NEW YORK WEEKLY TRIBUNE, July 8, 1848  Page 3 has a fascinating item, the likes of which we have not found before.
Under the heading: "The Boundary of Texas--Letter from Hon. Abraham Lincoln of Ill." The letter, datelined at Washington, June 27, 1848, is addressed to: "Friend Greeley" and is signed in type: A. Lincoln.
The letter concerns a question on the boundary of Texas, insinuating that an earlier issue of the Tribune was in error with a report, Lincoln's letter ending with: "...Will you look to this?
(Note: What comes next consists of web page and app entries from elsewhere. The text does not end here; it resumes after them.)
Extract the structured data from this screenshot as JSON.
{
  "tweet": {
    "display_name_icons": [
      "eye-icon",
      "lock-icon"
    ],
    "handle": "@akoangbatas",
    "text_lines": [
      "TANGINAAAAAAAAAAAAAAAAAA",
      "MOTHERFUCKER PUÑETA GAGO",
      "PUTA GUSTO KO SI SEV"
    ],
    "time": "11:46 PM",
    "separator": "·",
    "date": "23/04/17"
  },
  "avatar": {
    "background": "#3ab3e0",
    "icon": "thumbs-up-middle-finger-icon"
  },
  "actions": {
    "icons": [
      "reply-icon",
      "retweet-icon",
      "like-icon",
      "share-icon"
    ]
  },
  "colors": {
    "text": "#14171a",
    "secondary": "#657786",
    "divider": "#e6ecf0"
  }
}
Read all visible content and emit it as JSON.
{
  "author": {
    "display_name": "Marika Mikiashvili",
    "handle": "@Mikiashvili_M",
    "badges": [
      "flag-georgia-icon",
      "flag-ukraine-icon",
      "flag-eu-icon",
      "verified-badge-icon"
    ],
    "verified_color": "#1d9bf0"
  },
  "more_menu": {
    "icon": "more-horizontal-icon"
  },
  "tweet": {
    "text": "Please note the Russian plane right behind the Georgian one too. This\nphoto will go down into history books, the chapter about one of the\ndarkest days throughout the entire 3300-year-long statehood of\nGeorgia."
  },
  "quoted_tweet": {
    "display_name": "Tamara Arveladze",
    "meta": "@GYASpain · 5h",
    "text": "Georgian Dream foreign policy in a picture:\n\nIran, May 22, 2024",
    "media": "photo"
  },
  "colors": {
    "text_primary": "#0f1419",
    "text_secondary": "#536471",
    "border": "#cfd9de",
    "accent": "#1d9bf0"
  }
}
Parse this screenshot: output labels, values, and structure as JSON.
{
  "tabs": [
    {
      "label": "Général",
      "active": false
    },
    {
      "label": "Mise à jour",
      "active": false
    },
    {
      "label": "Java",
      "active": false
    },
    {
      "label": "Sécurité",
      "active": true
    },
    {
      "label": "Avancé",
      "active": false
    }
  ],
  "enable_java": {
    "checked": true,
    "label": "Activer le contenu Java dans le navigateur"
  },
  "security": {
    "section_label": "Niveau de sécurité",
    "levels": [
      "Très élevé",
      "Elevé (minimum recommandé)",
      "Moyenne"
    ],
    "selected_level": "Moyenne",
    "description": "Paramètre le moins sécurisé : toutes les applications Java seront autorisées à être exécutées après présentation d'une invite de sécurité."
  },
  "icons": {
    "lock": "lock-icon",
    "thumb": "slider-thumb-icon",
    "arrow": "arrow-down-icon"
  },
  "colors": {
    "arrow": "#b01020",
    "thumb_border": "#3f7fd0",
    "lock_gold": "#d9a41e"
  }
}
By putting us in the position of insisting on the line of the Nueces you put us in a position...we cannot maintain...therefore gives the Democrats an advantage of us..." with more.
This is followed by a rather sarcastic note on Lincoln's comments, presumably written by Horace Greeley.
This is (by far) the earliest letter signed by Lincoln we have found in a period newspaper.
This was Abraham Lincoln when he was serving just two years as a Representative from Illinois. In 1846 Lincoln ran for the United States House of Representatives and won. While in Washington he became known for his opposition to the Mexican War and to slavery. He served only one term, from March, 1847 thru March, 1849, so Congressional reports with mention of Abraham Lincoln are quite scarce. Lincoln returned home after his term and resumed his law practice.
Quite rare to find not just a period mention of Lincoln but a letter signed by him in type from long before he would become a national figure.
Eight pages, nice condition.

Category: Pre-Civil War